People drank more alcohol both in terms of amount and how often it was consumed during the initial coronavirus lockdowns across the world last year, according to an Organization for Economic Cooperation and Development survey.
Of about 60,000 individuals from 11 countries surveyed for seven weeks from May to June 2020, 43 percent said they drank more often than before the first wave of COVID-19, 26 percent said less often and 31 percent saw no change.
Thirty-six percent said their alcohol consumption increased, while 21 percent said it decreased and 43 percent said it was unchanged.
Stefano Scarpetta, director for employment, labor and social affairs at the OECD, said alcohol sales at restaurants and bars plummeted but drinking at home increased.
Increased alcohol consumption possibly reflects high stress levels, Scarpetta said.
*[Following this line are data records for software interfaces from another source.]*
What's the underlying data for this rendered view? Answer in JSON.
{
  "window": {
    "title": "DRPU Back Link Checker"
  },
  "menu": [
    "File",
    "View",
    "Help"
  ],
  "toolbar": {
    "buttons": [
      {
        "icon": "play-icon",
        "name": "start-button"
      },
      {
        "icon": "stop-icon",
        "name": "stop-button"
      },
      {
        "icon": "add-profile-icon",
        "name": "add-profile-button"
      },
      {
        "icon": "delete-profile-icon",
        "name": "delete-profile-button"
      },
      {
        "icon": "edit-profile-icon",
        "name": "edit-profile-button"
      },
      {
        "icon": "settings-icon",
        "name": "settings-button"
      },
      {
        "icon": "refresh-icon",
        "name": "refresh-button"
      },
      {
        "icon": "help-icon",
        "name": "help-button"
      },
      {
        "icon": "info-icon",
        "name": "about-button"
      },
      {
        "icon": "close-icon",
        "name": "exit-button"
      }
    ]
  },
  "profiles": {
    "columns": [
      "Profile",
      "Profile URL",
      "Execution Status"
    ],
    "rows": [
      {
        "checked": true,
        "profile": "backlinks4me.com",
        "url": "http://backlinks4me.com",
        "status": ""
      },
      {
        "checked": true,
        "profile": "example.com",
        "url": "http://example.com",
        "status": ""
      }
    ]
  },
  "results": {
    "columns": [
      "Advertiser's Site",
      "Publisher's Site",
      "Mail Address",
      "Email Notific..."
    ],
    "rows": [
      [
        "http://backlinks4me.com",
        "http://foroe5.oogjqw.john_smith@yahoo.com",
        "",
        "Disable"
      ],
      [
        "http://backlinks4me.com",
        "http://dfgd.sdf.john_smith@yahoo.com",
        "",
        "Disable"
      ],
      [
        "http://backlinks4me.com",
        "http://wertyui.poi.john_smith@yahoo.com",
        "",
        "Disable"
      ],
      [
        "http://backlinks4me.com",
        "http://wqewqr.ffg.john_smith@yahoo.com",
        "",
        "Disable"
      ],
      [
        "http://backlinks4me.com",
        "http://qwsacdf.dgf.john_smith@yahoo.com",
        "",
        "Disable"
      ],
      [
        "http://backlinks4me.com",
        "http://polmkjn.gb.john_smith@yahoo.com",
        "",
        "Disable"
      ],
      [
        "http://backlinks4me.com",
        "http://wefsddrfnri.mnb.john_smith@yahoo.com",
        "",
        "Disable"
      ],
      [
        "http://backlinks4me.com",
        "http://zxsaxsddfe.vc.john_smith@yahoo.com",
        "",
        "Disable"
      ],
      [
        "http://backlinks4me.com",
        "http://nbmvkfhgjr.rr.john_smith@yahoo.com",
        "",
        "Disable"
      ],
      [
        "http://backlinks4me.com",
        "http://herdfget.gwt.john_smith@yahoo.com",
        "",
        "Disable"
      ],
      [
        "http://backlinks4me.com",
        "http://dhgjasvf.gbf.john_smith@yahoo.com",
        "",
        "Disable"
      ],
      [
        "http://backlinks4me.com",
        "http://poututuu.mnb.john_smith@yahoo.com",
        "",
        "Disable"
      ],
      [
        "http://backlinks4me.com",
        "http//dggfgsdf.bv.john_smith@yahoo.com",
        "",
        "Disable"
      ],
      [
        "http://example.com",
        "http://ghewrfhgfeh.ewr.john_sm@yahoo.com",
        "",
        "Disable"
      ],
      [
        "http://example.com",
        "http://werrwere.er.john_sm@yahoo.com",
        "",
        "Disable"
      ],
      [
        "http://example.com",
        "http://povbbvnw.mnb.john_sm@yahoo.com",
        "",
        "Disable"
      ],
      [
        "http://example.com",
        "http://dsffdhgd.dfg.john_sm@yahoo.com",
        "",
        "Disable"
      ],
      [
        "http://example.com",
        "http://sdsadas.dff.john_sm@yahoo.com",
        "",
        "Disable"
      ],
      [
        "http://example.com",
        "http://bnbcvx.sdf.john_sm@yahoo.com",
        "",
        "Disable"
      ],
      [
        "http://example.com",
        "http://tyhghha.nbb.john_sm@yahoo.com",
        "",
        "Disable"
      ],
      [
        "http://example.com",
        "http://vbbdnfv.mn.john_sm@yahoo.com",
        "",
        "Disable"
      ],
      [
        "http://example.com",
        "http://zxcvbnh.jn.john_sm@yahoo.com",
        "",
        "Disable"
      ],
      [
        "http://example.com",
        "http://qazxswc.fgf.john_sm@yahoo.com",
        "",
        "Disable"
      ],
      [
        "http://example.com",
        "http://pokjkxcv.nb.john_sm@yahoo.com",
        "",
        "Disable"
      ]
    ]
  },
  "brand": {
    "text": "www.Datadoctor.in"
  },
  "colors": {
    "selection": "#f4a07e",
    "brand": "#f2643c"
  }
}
It was also found that the number of emergency calls about domestic violence rose 60 percent across European Union countries during the pandemic, according to the Paris-based club of 38 mostly wealthy countries.
"Lockdown and stay at home orders exacerbated some of the negative behaviors associated with harmful alcohol consumption," it said.
Sales of alcohol drinks and accompanying tax revenues grew some 3 to 5 percent last year from 2019 in some nations such as Britain, the United States and Germany.
The survey showed the probability of binge drinking -- which it defined as having over 80 percent of a bottle wine or 1.5 liters of beer per drinking occasion -- increased for 23 percent of the respondents, but was reduced for 29 percent. Nearly half answered that it did not change.
Since late 2019 when the first virus outbreak was detected in the central Chinese city of Wuhan, many major cities have taken confinement measures such as hard lockdowns to curb the virus spread, forcing restaurants and bars to shut down or close earlier than usual and people to stay at home.
Scarpetta warned the reopening of the economy means that supportive measures for pandemic-hit sectors and individuals will be removed, a development that could lead to further bankruptcies and unemployment, and put people at risk of engaging in "harmful patterns of drinking" to get rid of stress.
"It is difficult to know whether these changes will continue when living conditions go back to normality, but the experience of previous crises suggests that we may see an increase in problematic drinking in the medium term," he said.
The data was collected in 10 OECD members -- Australia, Austria, France, Germany, Ireland, the Netherlands, New Zealand, Switzerland, Britain and the United States -- plus Brazil, a non-OECD member.